Remote is the new norm. This will be especially true for accounting because the calling lends itself to virtual activities with the right innovation. Virtual reality (VR), a piece of tech that can enhance the remote bookkeeping experience and enable the most realistic simulacra of in-person meetings, could also be a significant advancement. Randall Castillo Ortega, the founder of SME lender RACO Investment, discusses how VR can impact accounting.
VR has seen a significant increase in demand since the emergence of stay-at-home orders around the world. Organizations are beginning to see the benefits of VR in preparing for gatherings, client assistance and other functions. Castillo explains, “Accountants can use all three regions. A significant step in the career of a young bookkeeper is to prepare for a newcomer, especially for larger firms.”

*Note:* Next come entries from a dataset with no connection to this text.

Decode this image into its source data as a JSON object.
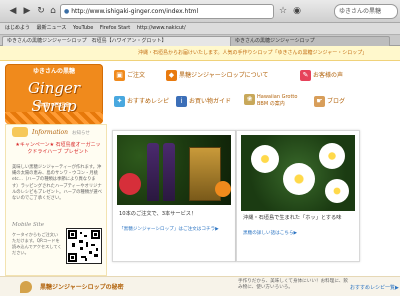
{
  "browser": {
    "url": "http://www.ishigaki-ginger.com/index.html",
    "search_placeholder": "ゆきさんの黒糖",
    "bookmarks": [
      "はじめよう",
      "最新ニュース",
      "YouTube",
      "Firefox Start",
      "http://www.nakicut/"
    ],
    "tabs": [
      "ゆきさんの黒糖ジンジャーシロップ　石垣島【ハワイアン・グロット】",
      "ゆきさんの黒糖ジンジャーシロップ"
    ]
  },
  "site": {
    "top_message": "沖縄・石垣島からお届けいたします。人気の手作りシロップ「ゆきさんの黒糖ジンジャー・シロップ」",
    "logo": {
      "line1": "ゆきさんの黒糖",
      "line2": "Ginger Syrup",
      "line3": "沖縄・石垣島"
    },
    "nav": [
      {
        "label": "ご注文",
        "icon": "bag-icon",
        "color": "#f08a1c"
      },
      {
        "label": "黒糖ジンジャーシロップについて",
        "icon": "gift-icon",
        "color": "#e87a0f"
      },
      {
        "label": "お客様の声",
        "icon": "speech-icon",
        "color": "#e6425a"
      },
      {
        "label": "おすすめレシピ",
        "icon": "bulb-icon",
        "color": "#49a8df"
      },
      {
        "label": "お買い物ガイド",
        "icon": "info-icon",
        "color": "#3c6fb8"
      },
      {
        "label": "Hawaiian Grotto BBM の案内",
        "icon": "hibiscus-icon",
        "color": "#c8a85a"
      },
      {
        "label": "ブログ",
        "icon": "hand-icon",
        "color": "#d89e5a"
      }
    ],
    "sidebar": {
      "info_heading": "Information",
      "info_sub": "お知らせ",
      "campaign": "★キャンペーン★ 石垣島産オーガニックドライハーブ プレゼント",
      "info_text": "美味しい黒糖ジンジャーティーが作れます。沖縄の太陽の恵み、島のサンワ・ウコン・月桃 etc…（ハーブの種類は季節により異なります）ラッピングされたハーブティーやオリジナルのレシピもプレゼント。ハーブの種類が選べないのでご了承ください。",
      "mobile_heading": "Mobile Site",
      "mobile_text": "ケータイからもご注文いただけます。QRコードを読み込んでアクセスしてください。"
    },
    "card1": {
      "caption": "10本のご注文で、3本サービス！",
      "link": "「黒糖ジンジャーシロップ」はご注文はコチラ▶"
    },
    "card2": {
      "caption": "沖縄・石垣島で生まれた「ホッ」とする味",
      "link": "黒糖の詳しい話はこちら▶"
    },
    "bottom": {
      "title": "黒糖ジンジャーシロップの秘密",
      "desc": "手作りだから、美味しくて身体にいい！お料理に、飲み物に、使い方いろいろ。",
      "link": "おすすめレシピ一覧▶"
    }
  }
}
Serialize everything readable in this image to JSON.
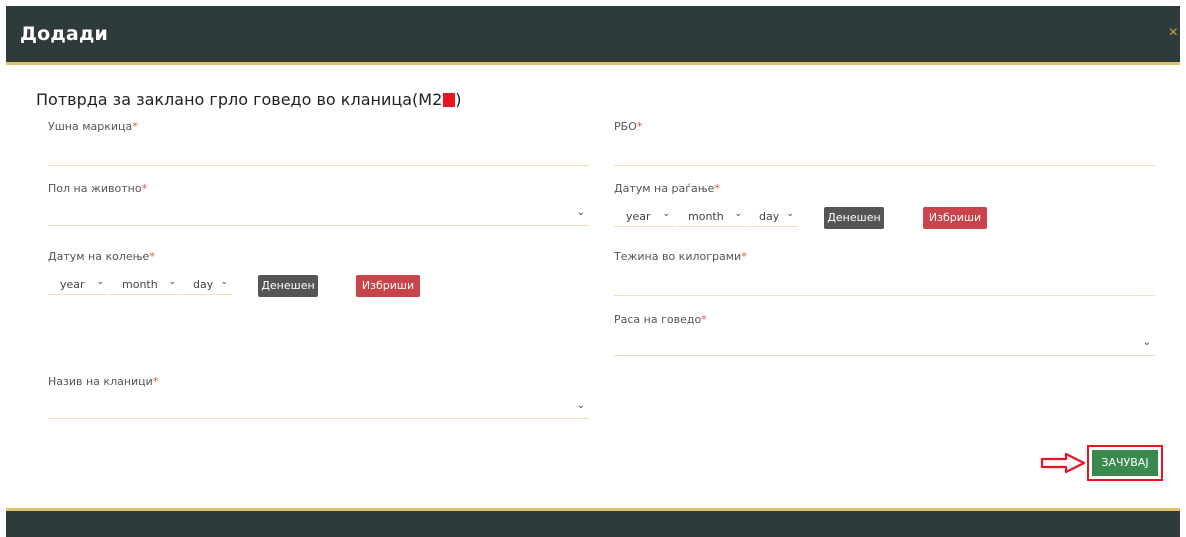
{
  "header": {
    "title": "Додади",
    "close": "×"
  },
  "form": {
    "title": "Потврда за заклано грло говедо во кланица(М2",
    "title_end": ")",
    "required_mark": "*",
    "ear_tag": {
      "label": "Ушна маркица",
      "value": ""
    },
    "rbo": {
      "label": "РБО",
      "value": ""
    },
    "sex": {
      "label": "Пол на животно",
      "value": ""
    },
    "birth_date": {
      "label": "Датум на раѓање",
      "year": "year",
      "month": "month",
      "day": "day"
    },
    "slaughter_date": {
      "label": "Датум на колење",
      "year": "year",
      "month": "month",
      "day": "day"
    },
    "weight": {
      "label": "Тежина во килограми",
      "value": ""
    },
    "breed": {
      "label": "Раса на говедо",
      "value": ""
    },
    "slaughterhouse": {
      "label": "Назив на кланици",
      "value": ""
    },
    "today_label": "Денешен",
    "delete_label": "Избриши",
    "save_label": "ЗАЧУВАЈ"
  },
  "colors": {
    "header_bg": "#2f3a3a",
    "accent": "#e2c16a",
    "save": "#3a8a4f",
    "delete": "#c9434a",
    "highlight": "#e8141f"
  }
}
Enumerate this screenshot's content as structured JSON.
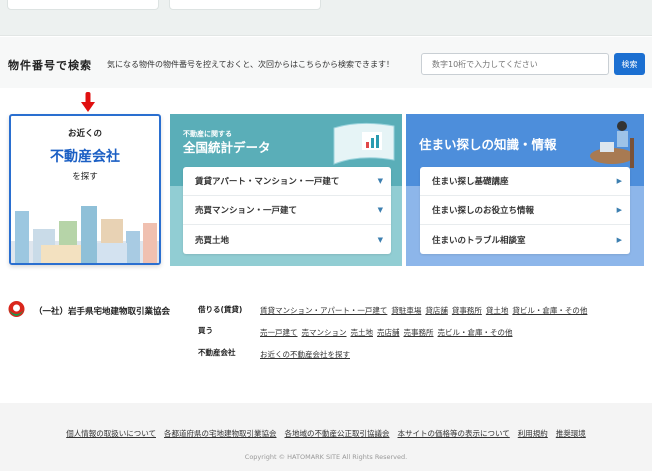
{
  "search": {
    "title": "物件番号で検索",
    "description": "気になる物件の物件番号を控えておくと、次回からはこちらから検索できます！",
    "placeholder": "数字10桁で入力してください",
    "button": "検索"
  },
  "nearby": {
    "line1": "お近くの",
    "line2": "不動産会社",
    "line3": "を探す"
  },
  "stats": {
    "subtitle": "不動産に関する",
    "title": "全国統計データ",
    "items": [
      "賃貸アパート・マンション・一戸建て",
      "売買マンション・一戸建て",
      "売買土地"
    ]
  },
  "knowledge": {
    "title": "住まい探しの知識・情報",
    "items": [
      "住まい探し基礎講座",
      "住まい探しのお役立ち情報",
      "住まいのトラブル相談室"
    ]
  },
  "org": {
    "name": "（一社）岩手県宅地建物取引業協会",
    "groups": [
      {
        "label": "借りる(賃貸)",
        "links": [
          "賃貸マンション・アパート・一戸建て",
          "貸駐車場",
          "貸店舗",
          "貸事務所",
          "貸土地",
          "貸ビル・倉庫・その他"
        ]
      },
      {
        "label": "買う",
        "links": [
          "売一戸建て",
          "売マンション",
          "売土地",
          "売店舗",
          "売事務所",
          "売ビル・倉庫・その他"
        ]
      },
      {
        "label": "不動産会社",
        "links": [
          "お近くの不動産会社を探す"
        ]
      }
    ]
  },
  "footer": {
    "links": [
      "個人情報の取扱いについて",
      "各都道府県の宅地建物取引業協会",
      "各地域の不動産公正取引協議会",
      "本サイトの価格等の表示について",
      "利用規約",
      "推奨環境"
    ],
    "copyright": "Copyright © HATOMARK SITE All Rights Reserved."
  },
  "colors": {
    "accent": "#1b6fd1",
    "teal": "#5aaeb8",
    "blue": "#4d8edb",
    "arrow": "#e01010"
  }
}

It can be both broad and detailed. A meeting as close to face-to-face as possible can help alleviate some of the anxiety and deficiencies of managing such projects remotely.
The pandemic has brought up two issues for telecommuters across the country. First, there is a limited number of options available for remote meetings and reunions. Second, it’s important to consider the fragility of these platforms.

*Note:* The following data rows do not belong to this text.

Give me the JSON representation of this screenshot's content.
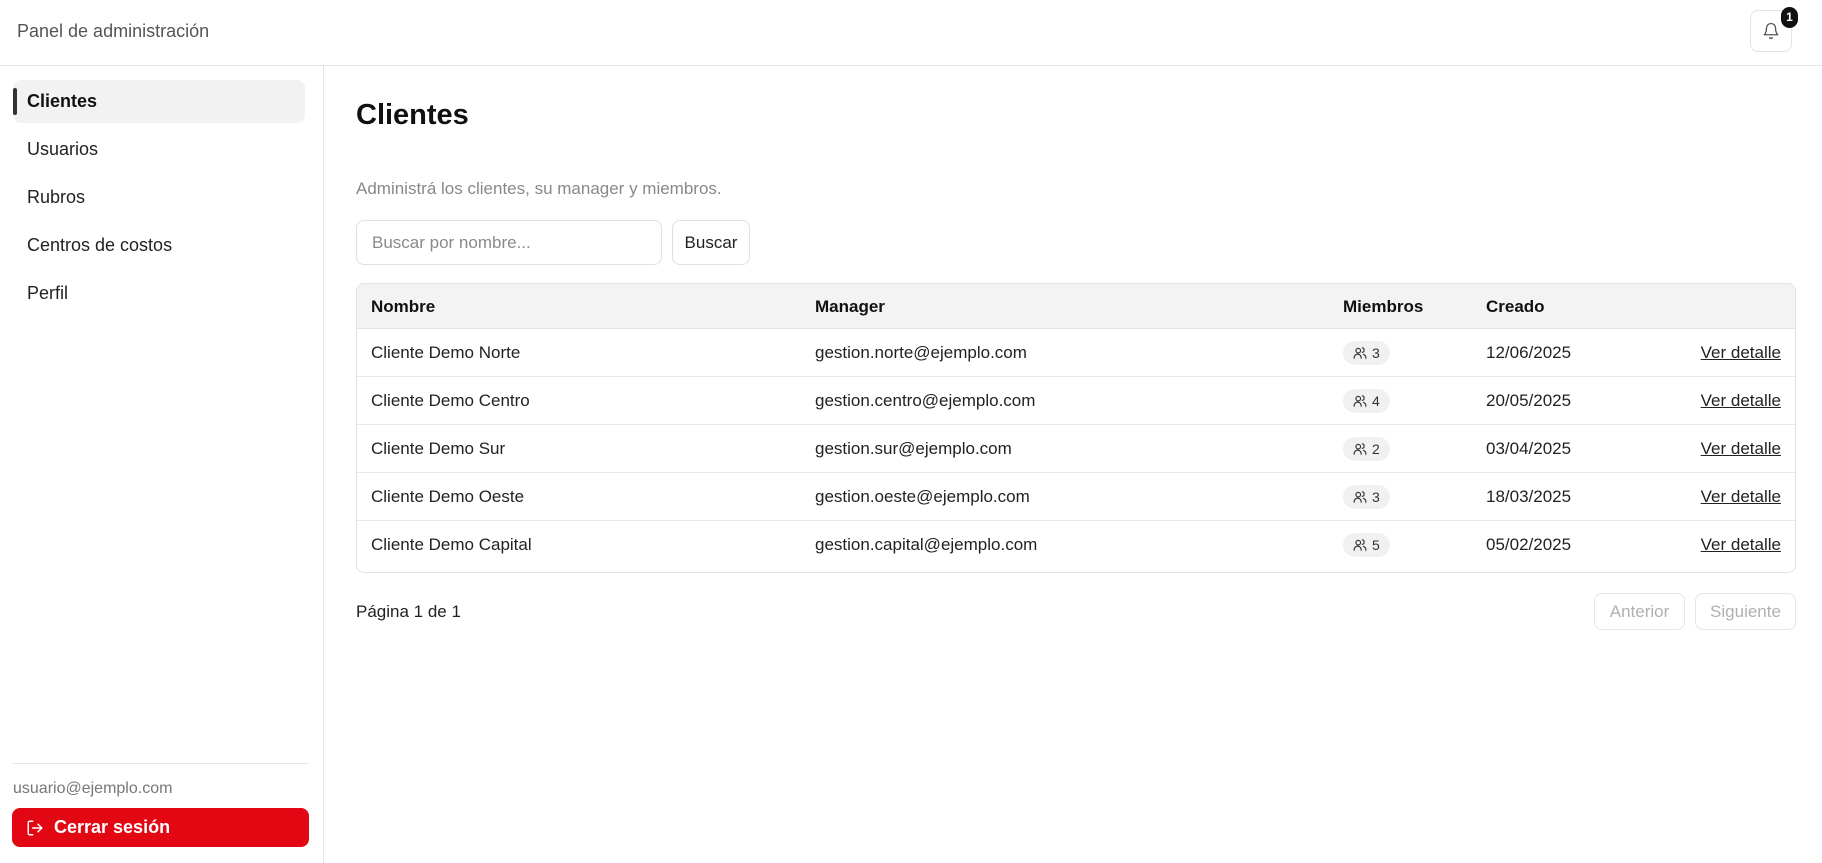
{
  "header": {
    "app_title": "Panel de administración",
    "notification_count": "1"
  },
  "sidebar": {
    "items": [
      {
        "label": "Clientes",
        "active": true
      },
      {
        "label": "Usuarios",
        "active": false
      },
      {
        "label": "Rubros",
        "active": false
      },
      {
        "label": "Centros de costos",
        "active": false
      },
      {
        "label": "Perfil",
        "active": false
      }
    ],
    "user_email": "usuario@ejemplo.com",
    "logout_label": "Cerrar sesión"
  },
  "main": {
    "title": "Clientes",
    "subtitle": "Administrá los clientes, su manager y miembros.",
    "search": {
      "placeholder": "Buscar por nombre...",
      "button_label": "Buscar"
    },
    "table": {
      "columns": [
        "Nombre",
        "Manager",
        "Miembros",
        "Creado"
      ],
      "rows": [
        {
          "nombre": "Cliente Demo Norte",
          "manager": "gestion.norte@ejemplo.com",
          "miembros": "3",
          "creado": "12/06/2025",
          "action": "Ver detalle"
        },
        {
          "nombre": "Cliente Demo Centro",
          "manager": "gestion.centro@ejemplo.com",
          "miembros": "4",
          "creado": "20/05/2025",
          "action": "Ver detalle"
        },
        {
          "nombre": "Cliente Demo Sur",
          "manager": "gestion.sur@ejemplo.com",
          "miembros": "2",
          "creado": "03/04/2025",
          "action": "Ver detalle"
        },
        {
          "nombre": "Cliente Demo Oeste",
          "manager": "gestion.oeste@ejemplo.com",
          "miembros": "3",
          "creado": "18/03/2025",
          "action": "Ver detalle"
        },
        {
          "nombre": "Cliente Demo Capital",
          "manager": "gestion.capital@ejemplo.com",
          "miembros": "5",
          "creado": "05/02/2025",
          "action": "Ver detalle"
        }
      ]
    },
    "pagination": {
      "text": "Página 1 de 1",
      "prev_label": "Anterior",
      "next_label": "Siguiente"
    }
  },
  "icons": {
    "notifications": "bell-icon",
    "members": "users-icon",
    "logout": "logout-icon"
  },
  "colors": {
    "logout_button": "#e30613",
    "active_nav_bg": "#f2f2f2",
    "table_header_bg": "#f3f3f3"
  }
}
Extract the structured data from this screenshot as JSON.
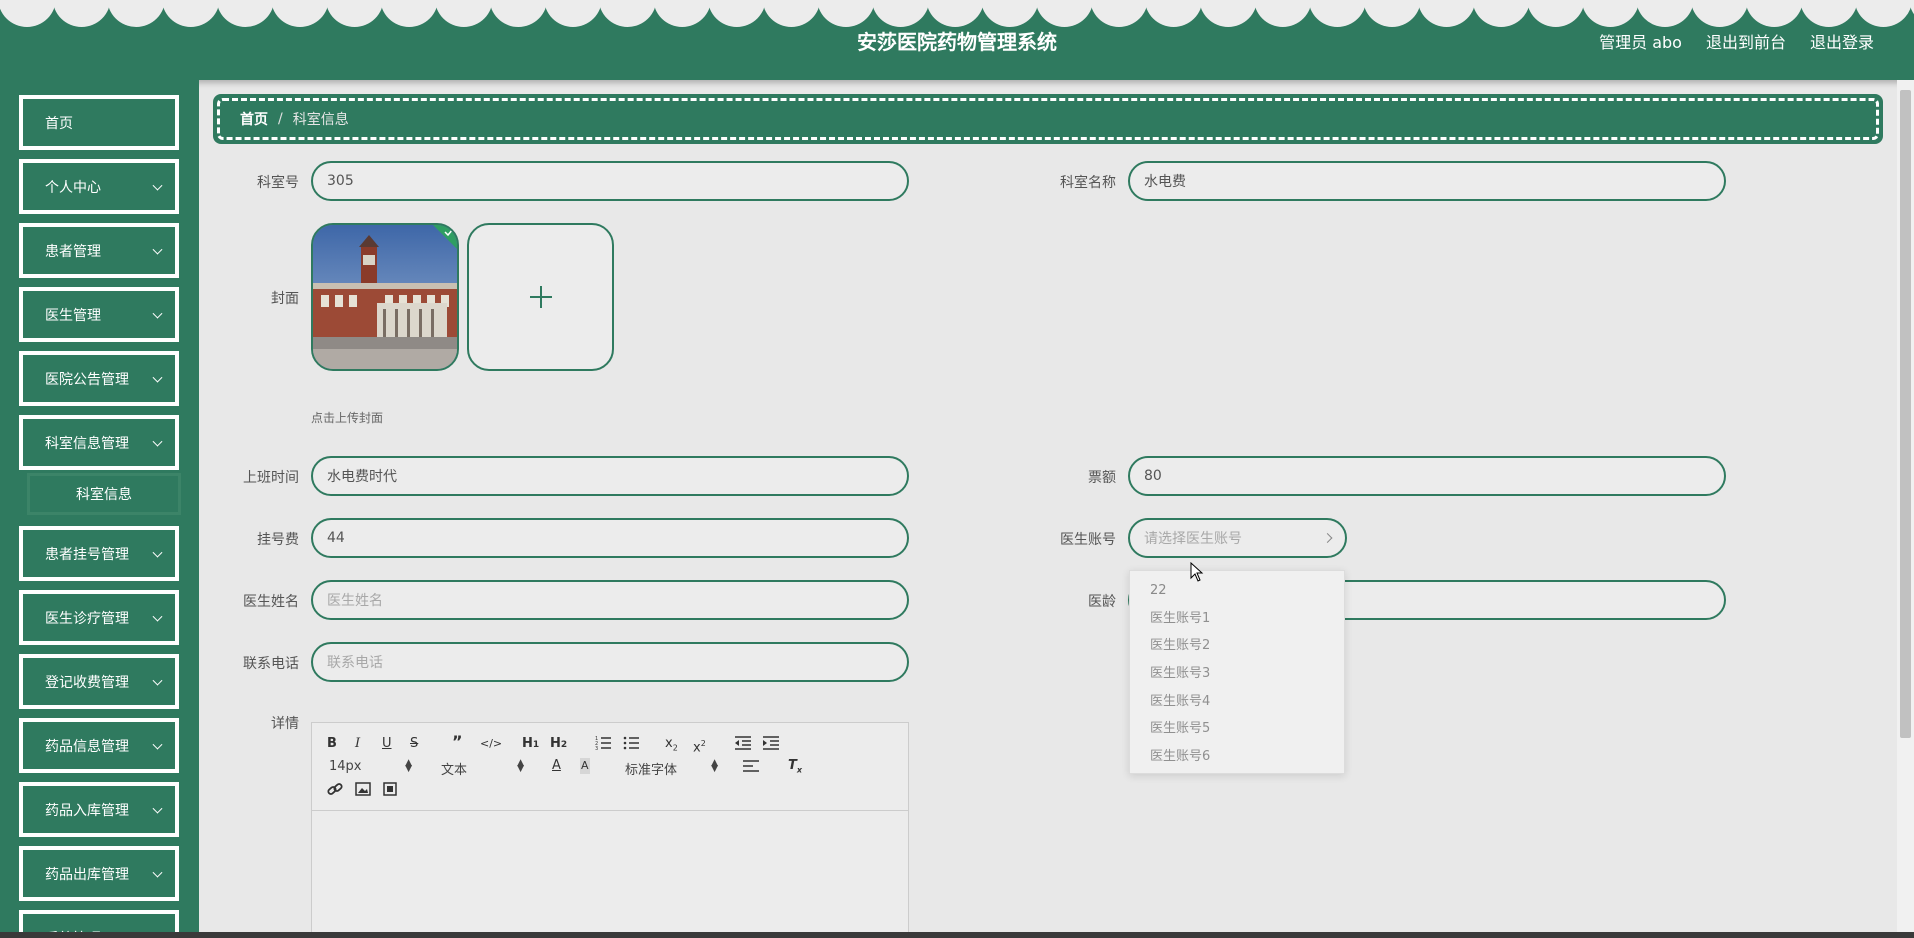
{
  "header": {
    "title": "安莎医院药物管理系统",
    "admin_label": "管理员 abo",
    "back_label": "退出到前台",
    "logout_label": "退出登录"
  },
  "sidebar": {
    "items": [
      {
        "label": "首页",
        "has_arrow": false
      },
      {
        "label": "个人中心",
        "has_arrow": true
      },
      {
        "label": "患者管理",
        "has_arrow": true
      },
      {
        "label": "医生管理",
        "has_arrow": true
      },
      {
        "label": "医院公告管理",
        "has_arrow": true
      },
      {
        "label": "科室信息管理",
        "has_arrow": true
      },
      {
        "label": "患者挂号管理",
        "has_arrow": true
      },
      {
        "label": "医生诊疗管理",
        "has_arrow": true
      },
      {
        "label": "登记收费管理",
        "has_arrow": true
      },
      {
        "label": "药品信息管理",
        "has_arrow": true
      },
      {
        "label": "药品入库管理",
        "has_arrow": true
      },
      {
        "label": "药品出库管理",
        "has_arrow": true
      },
      {
        "label": "系统管理",
        "has_arrow": true
      }
    ],
    "submenu_label": "科室信息"
  },
  "breadcrumb": {
    "home": "首页",
    "separator": "/",
    "current": "科室信息"
  },
  "form": {
    "room_no": {
      "label": "科室号",
      "value": "305"
    },
    "room_name": {
      "label": "科室名称",
      "value": "水电费"
    },
    "cover": {
      "label": "封面",
      "tip": "点击上传封面"
    },
    "work_time": {
      "label": "上班时间",
      "value": "水电费时代"
    },
    "ticket": {
      "label": "票额",
      "value": "80"
    },
    "fee": {
      "label": "挂号费",
      "value": "44"
    },
    "doctor_account": {
      "label": "医生账号",
      "placeholder": "请选择医生账号"
    },
    "doctor_name": {
      "label": "医生姓名",
      "placeholder": "医生姓名"
    },
    "doctor_age": {
      "label": "医龄",
      "value": "22"
    },
    "phone": {
      "label": "联系电话",
      "placeholder": "联系电话"
    },
    "detail": {
      "label": "详情"
    }
  },
  "dropdown": {
    "options": [
      "医生账号1",
      "医生账号2",
      "医生账号3",
      "医生账号4",
      "医生账号5",
      "医生账号6"
    ]
  },
  "editor": {
    "font_size": "14px",
    "header_picker": "文本",
    "font_picker": "标准字体"
  },
  "colors": {
    "primary": "#2f7a5f",
    "background": "#e8e8e8",
    "text": "#555555"
  }
}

The most popular video conferencing system at the moment is Zoom, with 43% of the pie; however, there have been problems surrounding its foundation. For example, pranksters could just try to insert irregular letters into a Zoom call to upset it. This can prove to be extremely problematic for a group of bookkeepers who have been trying to finish work in a different situation.
While not all VR innovations are created equal, Castillo stresses that VR platforms can be as secure as they need to be. It is possible to scramble data information using one of the two closures. This will not guarantee security. As with any platform that is innovative, there are many ways information can be accessed. This includes social building and phishing. Security administrations that cover the business will also grow as VR reception increases.
Information suggests that video conferencing can cause more distress and burden on members than regular in-person meetings. Video and sound quality are never the same as face-to-face, so members have to strain harder to tune in. They also use increasingly misleading nonverbal communication prompts to prove that they are actually tuning in. Castillo adds, “VR could help alleviate some of these problems by allowing laborers to see the entire person of an associate (depending on the platform and firm arrangement), and then connecting with their ‘condition,’ a reproduced gathering area with a whiteboard.”
Although it might not seem so, there are many VR platforms that can be used to help fund and bookkeepers. It all comes down to planning and status. While the platform is a small expense, headsets can still be expensive.
Oculus headsets range in price from $200 to $900 depending on the model and specifications. The call may result in bigger companies, possibly the Big Four, receiving the innovation first. Moreover, the COVID-19 crisis will continue to be an issue, so stream-down reception may happen faster and more quickly than we have seen with other recent advances such as cloud, AI, or computerization.